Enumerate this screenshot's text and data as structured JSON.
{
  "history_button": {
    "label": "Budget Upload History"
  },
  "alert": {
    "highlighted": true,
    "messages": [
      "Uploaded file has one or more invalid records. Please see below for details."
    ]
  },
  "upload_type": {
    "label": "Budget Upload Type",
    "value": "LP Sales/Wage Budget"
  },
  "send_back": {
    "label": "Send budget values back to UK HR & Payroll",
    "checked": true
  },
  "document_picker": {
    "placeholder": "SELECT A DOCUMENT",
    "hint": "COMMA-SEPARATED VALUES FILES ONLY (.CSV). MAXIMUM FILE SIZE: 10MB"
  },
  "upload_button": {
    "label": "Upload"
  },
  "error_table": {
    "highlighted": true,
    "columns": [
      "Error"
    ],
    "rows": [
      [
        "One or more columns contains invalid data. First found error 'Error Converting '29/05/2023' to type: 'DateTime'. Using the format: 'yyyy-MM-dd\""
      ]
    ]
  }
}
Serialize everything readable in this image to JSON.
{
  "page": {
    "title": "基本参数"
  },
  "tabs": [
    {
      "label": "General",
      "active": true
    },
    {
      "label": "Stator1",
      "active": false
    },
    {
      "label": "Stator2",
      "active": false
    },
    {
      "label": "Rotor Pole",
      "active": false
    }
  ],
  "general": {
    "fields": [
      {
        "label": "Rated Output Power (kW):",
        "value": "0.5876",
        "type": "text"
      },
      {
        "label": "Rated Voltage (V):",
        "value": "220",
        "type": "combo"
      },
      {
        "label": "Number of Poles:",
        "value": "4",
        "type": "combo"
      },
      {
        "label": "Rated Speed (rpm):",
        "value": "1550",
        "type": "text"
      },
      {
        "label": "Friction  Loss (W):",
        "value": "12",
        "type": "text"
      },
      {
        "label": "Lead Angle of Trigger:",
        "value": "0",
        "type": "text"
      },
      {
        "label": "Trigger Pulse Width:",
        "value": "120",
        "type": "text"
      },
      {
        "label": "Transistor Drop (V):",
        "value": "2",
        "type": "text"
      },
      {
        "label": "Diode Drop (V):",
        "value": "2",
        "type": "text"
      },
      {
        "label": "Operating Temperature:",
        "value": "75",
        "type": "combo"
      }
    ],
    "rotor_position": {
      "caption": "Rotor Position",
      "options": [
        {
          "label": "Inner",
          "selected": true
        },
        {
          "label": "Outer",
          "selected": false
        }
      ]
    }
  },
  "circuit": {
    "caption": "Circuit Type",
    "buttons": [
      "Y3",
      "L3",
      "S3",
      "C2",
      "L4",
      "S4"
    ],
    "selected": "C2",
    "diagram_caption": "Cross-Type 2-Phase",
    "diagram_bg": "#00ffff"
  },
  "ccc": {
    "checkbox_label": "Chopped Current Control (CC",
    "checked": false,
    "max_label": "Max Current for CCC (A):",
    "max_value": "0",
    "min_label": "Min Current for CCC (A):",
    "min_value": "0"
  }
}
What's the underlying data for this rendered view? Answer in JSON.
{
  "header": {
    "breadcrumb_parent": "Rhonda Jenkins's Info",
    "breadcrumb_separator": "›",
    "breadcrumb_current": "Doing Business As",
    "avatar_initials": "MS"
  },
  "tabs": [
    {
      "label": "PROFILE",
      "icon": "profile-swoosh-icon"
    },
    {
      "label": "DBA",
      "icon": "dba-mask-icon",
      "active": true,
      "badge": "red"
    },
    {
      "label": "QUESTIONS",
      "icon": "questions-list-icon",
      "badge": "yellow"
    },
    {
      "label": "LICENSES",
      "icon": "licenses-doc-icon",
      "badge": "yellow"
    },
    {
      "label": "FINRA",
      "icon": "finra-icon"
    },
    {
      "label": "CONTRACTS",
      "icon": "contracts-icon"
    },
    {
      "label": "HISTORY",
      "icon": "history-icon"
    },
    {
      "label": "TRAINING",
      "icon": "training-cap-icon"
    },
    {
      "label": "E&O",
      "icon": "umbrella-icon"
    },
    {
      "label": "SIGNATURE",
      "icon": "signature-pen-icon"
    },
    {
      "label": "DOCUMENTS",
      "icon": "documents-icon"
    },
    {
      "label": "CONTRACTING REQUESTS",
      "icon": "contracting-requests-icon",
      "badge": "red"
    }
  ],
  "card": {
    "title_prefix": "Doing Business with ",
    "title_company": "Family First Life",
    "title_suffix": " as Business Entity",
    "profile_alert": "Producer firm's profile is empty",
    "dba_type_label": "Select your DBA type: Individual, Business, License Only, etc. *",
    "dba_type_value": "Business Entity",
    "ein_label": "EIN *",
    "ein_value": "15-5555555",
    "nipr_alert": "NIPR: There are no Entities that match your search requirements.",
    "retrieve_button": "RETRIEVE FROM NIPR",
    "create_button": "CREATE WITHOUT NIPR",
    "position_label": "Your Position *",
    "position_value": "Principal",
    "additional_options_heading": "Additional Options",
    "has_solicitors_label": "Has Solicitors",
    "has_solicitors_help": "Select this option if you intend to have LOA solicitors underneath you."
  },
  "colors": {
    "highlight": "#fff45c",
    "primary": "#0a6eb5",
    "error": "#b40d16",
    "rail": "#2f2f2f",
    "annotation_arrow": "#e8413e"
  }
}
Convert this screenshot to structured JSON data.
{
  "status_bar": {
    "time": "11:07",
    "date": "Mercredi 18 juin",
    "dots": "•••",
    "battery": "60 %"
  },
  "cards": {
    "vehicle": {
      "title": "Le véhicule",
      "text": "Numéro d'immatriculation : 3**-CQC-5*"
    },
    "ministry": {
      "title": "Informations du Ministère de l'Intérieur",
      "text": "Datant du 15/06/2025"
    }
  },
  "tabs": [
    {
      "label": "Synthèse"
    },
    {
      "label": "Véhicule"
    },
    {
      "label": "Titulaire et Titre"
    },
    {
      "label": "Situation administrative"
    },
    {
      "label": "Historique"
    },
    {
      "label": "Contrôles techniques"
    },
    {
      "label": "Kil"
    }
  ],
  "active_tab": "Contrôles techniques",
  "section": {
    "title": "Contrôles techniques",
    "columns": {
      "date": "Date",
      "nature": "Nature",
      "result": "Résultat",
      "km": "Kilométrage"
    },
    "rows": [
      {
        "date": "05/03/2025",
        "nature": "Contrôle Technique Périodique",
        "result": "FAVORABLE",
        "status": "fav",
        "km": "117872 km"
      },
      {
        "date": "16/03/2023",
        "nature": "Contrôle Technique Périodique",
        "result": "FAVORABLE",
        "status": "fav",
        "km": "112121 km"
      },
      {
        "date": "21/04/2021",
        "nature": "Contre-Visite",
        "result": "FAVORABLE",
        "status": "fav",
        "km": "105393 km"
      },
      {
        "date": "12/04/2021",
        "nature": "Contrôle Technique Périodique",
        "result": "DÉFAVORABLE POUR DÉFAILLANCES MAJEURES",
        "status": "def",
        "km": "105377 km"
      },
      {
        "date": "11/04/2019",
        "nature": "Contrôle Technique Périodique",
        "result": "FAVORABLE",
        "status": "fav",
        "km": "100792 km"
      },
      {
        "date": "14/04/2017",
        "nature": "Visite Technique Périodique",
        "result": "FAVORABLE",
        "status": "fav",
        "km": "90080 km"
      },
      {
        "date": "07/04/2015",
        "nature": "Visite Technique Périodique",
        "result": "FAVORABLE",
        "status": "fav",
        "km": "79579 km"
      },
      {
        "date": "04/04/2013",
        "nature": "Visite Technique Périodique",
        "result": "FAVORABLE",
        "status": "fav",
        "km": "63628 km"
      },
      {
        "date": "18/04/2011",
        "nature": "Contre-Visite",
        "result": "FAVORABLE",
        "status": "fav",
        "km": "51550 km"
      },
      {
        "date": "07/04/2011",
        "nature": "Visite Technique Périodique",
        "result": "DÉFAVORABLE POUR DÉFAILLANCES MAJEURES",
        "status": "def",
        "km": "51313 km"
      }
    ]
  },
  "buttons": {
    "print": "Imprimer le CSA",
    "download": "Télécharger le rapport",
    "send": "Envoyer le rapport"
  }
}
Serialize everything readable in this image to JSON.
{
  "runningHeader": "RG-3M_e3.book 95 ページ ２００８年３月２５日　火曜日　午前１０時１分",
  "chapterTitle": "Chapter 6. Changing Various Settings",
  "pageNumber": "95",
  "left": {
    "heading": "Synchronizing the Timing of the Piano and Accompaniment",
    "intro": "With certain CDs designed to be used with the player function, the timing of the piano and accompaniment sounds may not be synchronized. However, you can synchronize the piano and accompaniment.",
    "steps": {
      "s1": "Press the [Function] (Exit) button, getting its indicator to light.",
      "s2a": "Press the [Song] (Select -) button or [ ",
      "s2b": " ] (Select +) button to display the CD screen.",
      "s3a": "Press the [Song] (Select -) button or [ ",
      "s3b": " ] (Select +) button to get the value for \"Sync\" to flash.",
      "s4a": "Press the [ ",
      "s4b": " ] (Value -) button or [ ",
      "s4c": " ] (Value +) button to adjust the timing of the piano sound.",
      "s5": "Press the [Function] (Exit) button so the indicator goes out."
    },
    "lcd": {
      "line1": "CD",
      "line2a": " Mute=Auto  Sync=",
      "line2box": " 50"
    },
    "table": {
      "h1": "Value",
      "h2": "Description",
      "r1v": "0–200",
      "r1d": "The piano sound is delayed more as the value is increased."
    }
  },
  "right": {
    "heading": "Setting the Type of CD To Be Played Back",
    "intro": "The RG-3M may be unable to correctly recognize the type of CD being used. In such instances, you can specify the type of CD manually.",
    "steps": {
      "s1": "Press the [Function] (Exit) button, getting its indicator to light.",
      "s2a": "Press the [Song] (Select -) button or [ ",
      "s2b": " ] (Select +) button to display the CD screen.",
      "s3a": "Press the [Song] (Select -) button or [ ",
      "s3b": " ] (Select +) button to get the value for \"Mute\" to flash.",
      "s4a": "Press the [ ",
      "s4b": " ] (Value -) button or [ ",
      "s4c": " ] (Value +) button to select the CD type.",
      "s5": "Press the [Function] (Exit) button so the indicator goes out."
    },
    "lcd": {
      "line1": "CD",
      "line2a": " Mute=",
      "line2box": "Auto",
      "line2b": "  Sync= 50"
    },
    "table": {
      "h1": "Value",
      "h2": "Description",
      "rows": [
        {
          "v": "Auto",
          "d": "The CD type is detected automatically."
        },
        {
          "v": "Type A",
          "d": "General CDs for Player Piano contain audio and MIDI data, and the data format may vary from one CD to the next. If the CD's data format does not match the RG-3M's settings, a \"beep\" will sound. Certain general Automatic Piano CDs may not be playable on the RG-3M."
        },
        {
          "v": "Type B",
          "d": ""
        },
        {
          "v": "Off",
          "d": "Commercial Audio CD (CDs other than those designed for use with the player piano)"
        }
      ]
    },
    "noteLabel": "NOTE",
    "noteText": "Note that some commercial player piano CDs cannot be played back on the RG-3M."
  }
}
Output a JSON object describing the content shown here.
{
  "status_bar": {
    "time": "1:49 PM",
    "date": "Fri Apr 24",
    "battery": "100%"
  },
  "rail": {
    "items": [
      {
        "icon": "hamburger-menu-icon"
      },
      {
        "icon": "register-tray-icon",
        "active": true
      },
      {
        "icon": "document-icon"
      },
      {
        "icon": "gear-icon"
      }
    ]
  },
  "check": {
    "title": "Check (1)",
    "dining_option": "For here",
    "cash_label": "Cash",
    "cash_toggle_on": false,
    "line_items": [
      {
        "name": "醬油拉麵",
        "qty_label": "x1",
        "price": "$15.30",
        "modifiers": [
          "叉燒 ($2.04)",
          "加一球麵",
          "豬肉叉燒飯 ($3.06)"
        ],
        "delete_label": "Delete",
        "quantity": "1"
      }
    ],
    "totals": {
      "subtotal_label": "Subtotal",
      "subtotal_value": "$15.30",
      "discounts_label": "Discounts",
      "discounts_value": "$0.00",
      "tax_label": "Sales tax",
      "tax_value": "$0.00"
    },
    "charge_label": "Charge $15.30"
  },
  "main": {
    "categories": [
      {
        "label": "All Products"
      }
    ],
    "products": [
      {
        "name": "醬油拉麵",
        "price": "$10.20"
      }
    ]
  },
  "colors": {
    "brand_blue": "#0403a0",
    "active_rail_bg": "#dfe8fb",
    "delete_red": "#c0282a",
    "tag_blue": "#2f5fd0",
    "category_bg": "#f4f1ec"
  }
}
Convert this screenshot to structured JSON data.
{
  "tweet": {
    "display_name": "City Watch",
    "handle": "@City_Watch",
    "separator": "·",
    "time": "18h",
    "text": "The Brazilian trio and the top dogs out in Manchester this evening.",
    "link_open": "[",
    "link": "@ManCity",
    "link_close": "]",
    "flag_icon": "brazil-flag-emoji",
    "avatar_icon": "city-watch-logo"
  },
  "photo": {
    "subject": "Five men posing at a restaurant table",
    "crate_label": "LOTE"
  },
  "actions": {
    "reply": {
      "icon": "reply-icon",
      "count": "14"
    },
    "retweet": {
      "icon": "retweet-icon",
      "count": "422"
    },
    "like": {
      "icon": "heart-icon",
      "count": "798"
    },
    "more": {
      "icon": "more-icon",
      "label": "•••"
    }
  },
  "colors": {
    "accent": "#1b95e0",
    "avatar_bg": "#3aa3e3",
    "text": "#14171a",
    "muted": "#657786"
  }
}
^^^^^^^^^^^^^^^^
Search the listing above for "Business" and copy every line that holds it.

    "breadcrumb_current": "Doing Business As",
    "title_prefix": "Doing Business with ",
    "title_suffix": " as Business Entity",
    "dba_type_label": "Select your DBA type: Individual, Business, License Only, etc. *",
    "dba_type_value": "Business Entity",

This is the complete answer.